** GIVEN RECORDS follows **

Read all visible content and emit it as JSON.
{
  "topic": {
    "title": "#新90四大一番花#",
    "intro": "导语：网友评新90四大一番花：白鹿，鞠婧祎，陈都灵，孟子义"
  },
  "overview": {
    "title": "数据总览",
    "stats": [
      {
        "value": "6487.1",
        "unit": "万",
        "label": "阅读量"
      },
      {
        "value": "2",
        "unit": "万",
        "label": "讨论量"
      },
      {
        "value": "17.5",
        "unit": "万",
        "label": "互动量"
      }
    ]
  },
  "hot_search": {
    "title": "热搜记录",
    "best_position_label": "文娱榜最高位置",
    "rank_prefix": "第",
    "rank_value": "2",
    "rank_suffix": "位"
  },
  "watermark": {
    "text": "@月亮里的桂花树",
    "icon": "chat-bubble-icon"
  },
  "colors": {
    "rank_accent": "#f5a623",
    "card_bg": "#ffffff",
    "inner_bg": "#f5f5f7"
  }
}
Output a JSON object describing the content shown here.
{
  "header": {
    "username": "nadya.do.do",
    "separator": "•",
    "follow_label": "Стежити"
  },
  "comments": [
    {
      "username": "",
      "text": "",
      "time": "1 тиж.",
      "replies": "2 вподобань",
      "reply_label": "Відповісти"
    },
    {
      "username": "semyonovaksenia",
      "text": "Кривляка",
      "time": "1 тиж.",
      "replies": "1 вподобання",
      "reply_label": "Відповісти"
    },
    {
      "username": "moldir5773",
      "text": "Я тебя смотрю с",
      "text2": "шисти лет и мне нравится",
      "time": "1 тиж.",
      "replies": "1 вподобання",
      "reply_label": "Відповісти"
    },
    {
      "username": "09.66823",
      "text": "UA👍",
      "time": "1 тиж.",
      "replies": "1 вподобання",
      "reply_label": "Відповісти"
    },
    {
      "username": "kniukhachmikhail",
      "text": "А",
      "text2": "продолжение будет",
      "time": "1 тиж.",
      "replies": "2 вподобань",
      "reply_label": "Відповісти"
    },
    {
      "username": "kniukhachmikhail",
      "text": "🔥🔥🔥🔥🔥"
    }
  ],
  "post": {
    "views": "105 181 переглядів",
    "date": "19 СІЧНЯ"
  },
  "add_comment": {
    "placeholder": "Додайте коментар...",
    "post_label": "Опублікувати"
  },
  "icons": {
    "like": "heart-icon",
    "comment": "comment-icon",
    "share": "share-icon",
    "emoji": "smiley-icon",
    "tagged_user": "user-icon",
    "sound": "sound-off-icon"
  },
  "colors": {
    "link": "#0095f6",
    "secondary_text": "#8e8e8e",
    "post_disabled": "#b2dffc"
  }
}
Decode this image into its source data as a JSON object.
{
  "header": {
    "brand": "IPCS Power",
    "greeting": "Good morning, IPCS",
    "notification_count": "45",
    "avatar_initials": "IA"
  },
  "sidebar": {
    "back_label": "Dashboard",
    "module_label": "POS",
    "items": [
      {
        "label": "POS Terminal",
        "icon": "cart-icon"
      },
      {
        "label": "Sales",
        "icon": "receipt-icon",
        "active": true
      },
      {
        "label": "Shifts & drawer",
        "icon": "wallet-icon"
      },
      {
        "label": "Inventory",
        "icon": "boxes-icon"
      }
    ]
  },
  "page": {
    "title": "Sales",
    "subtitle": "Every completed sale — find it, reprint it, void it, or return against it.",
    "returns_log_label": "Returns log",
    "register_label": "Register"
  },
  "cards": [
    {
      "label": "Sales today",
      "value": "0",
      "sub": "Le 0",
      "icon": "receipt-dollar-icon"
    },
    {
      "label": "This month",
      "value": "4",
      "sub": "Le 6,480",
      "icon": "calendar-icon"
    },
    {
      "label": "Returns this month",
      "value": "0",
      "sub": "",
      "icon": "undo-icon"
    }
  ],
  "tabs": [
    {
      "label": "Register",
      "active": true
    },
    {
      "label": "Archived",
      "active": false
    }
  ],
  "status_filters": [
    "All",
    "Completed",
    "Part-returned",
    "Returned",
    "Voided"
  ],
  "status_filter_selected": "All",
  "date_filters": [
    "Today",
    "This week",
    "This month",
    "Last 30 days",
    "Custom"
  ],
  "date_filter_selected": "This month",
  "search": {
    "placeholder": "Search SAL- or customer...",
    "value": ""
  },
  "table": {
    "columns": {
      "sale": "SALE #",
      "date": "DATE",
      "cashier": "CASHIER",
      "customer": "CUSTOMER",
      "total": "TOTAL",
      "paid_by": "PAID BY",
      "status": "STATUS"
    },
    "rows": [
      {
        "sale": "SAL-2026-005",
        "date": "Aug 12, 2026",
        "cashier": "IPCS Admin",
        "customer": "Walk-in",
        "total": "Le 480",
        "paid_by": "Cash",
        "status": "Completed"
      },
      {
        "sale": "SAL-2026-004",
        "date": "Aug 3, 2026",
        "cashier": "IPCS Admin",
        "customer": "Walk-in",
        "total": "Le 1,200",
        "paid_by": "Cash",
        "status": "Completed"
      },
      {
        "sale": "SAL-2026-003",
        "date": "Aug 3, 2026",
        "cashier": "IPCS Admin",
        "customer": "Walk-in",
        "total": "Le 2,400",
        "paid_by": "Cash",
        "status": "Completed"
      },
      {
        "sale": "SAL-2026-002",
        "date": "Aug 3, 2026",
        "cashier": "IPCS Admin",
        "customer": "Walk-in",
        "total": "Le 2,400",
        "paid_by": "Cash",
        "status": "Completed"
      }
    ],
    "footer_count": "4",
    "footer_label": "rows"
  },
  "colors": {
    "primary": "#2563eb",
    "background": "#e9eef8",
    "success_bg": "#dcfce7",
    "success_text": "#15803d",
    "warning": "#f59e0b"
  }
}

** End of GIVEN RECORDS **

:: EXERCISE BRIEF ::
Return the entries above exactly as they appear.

:: TASK ANSWER ::
Read all visible content and emit it as JSON.
{
  "topic": {
    "title": "#新90四大一番花#",
    "intro": "导语：网友评新90四大一番花：白鹿，鞠婧祎，陈都灵，孟子义"
  },
  "overview": {
    "title": "数据总览",
    "stats": [
      {
        "value": "6487.1",
        "unit": "万",
        "label": "阅读量"
      },
      {
        "value": "2",
        "unit": "万",
        "label": "讨论量"
      },
      {
        "value": "17.5",
        "unit": "万",
        "label": "互动量"
      }
    ]
  },
  "hot_search": {
    "title": "热搜记录",
    "best_position_label": "文娱榜最高位置",
    "rank_prefix": "第",
    "rank_value": "2",
    "rank_suffix": "位"
  },
  "watermark": {
    "text": "@月亮里的桂花树",
    "icon": "chat-bubble-icon"
  },
  "colors": {
    "rank_accent": "#f5a623",
    "card_bg": "#ffffff",
    "inner_bg": "#f5f5f7"
  }
}
Output a JSON object describing the content shown here.
{
  "header": {
    "username": "nadya.do.do",
    "separator": "•",
    "follow_label": "Стежити"
  },
  "comments": [
    {
      "username": "",
      "text": "",
      "time": "1 тиж.",
      "replies": "2 вподобань",
      "reply_label": "Відповісти"
    },
    {
      "username": "semyonovaksenia",
      "text": "Кривляка",
      "time": "1 тиж.",
      "replies": "1 вподобання",
      "reply_label": "Відповісти"
    },
    {
      "username": "moldir5773",
      "text": "Я тебя смотрю с",
      "text2": "шисти лет и мне нравится",
      "time": "1 тиж.",
      "replies": "1 вподобання",
      "reply_label": "Відповісти"
    },
    {
      "username": "09.66823",
      "text": "UA👍",
      "time": "1 тиж.",
      "replies": "1 вподобання",
      "reply_label": "Відповісти"
    },
    {
      "username": "kniukhachmikhail",
      "text": "А",
      "text2": "продолжение будет",
      "time": "1 тиж.",
      "replies": "2 вподобань",
      "reply_label": "Відповісти"
    },
    {
      "username": "kniukhachmikhail",
      "text": "🔥🔥🔥🔥🔥"
    }
  ],
  "post": {
    "views": "105 181 переглядів",
    "date": "19 СІЧНЯ"
  },
  "add_comment": {
    "placeholder": "Додайте коментар...",
    "post_label": "Опублікувати"
  },
  "icons": {
    "like": "heart-icon",
    "comment": "comment-icon",
    "share": "share-icon",
    "emoji": "smiley-icon",
    "tagged_user": "user-icon",
    "sound": "sound-off-icon"
  },
  "colors": {
    "link": "#0095f6",
    "secondary_text": "#8e8e8e",
    "post_disabled": "#b2dffc"
  }
}
Decode this image into its source data as a JSON object.
{
  "header": {
    "brand": "IPCS Power",
    "greeting": "Good morning, IPCS",
    "notification_count": "45",
    "avatar_initials": "IA"
  },
  "sidebar": {
    "back_label": "Dashboard",
    "module_label": "POS",
    "items": [
      {
        "label": "POS Terminal",
        "icon": "cart-icon"
      },
      {
        "label": "Sales",
        "icon": "receipt-icon",
        "active": true
      },
      {
        "label": "Shifts & drawer",
        "icon": "wallet-icon"
      },
      {
        "label": "Inventory",
        "icon": "boxes-icon"
      }
    ]
  },
  "page": {
    "title": "Sales",
    "subtitle": "Every completed sale — find it, reprint it, void it, or return against it.",
    "returns_log_label": "Returns log",
    "register_label": "Register"
  },
  "cards": [
    {
      "label": "Sales today",
      "value": "0",
      "sub": "Le 0",
      "icon": "receipt-dollar-icon"
    },
    {
      "label": "This month",
      "value": "4",
      "sub": "Le 6,480",
      "icon": "calendar-icon"
    },
    {
      "label": "Returns this month",
      "value": "0",
      "sub": "",
      "icon": "undo-icon"
    }
  ],
  "tabs": [
    {
      "label": "Register",
      "active": true
    },
    {
      "label": "Archived",
      "active": false
    }
  ],
  "status_filters": [
    "All",
    "Completed",
    "Part-returned",
    "Returned",
    "Voided"
  ],
  "status_filter_selected": "All",
  "date_filters": [
    "Today",
    "This week",
    "This month",
    "Last 30 days",
    "Custom"
  ],
  "date_filter_selected": "This month",
  "search": {
    "placeholder": "Search SAL- or customer...",
    "value": ""
  },
  "table": {
    "columns": {
      "sale": "SALE #",
      "date": "DATE",
      "cashier": "CASHIER",
      "customer": "CUSTOMER",
      "total": "TOTAL",
      "paid_by": "PAID BY",
      "status": "STATUS"
    },
    "rows": [
      {
        "sale": "SAL-2026-005",
        "date": "Aug 12, 2026",
        "cashier": "IPCS Admin",
        "customer": "Walk-in",
        "total": "Le 480",
        "paid_by": "Cash",
        "status": "Completed"
      },
      {
        "sale": "SAL-2026-004",
        "date": "Aug 3, 2026",
        "cashier": "IPCS Admin",
        "customer": "Walk-in",
        "total": "Le 1,200",
        "paid_by": "Cash",
        "status": "Completed"
      },
      {
        "sale": "SAL-2026-003",
        "date": "Aug 3, 2026",
        "cashier": "IPCS Admin",
        "customer": "Walk-in",
        "total": "Le 2,400",
        "paid_by": "Cash",
        "status": "Completed"
      },
      {
        "sale": "SAL-2026-002",
        "date": "Aug 3, 2026",
        "cashier": "IPCS Admin",
        "customer": "Walk-in",
        "total": "Le 2,400",
        "paid_by": "Cash",
        "status": "Completed"
      }
    ],
    "footer_count": "4",
    "footer_label": "rows"
  },
  "colors": {
    "primary": "#2563eb",
    "background": "#e9eef8",
    "success_bg": "#dcfce7",
    "success_text": "#15803d",
    "warning": "#f59e0b"
  }
}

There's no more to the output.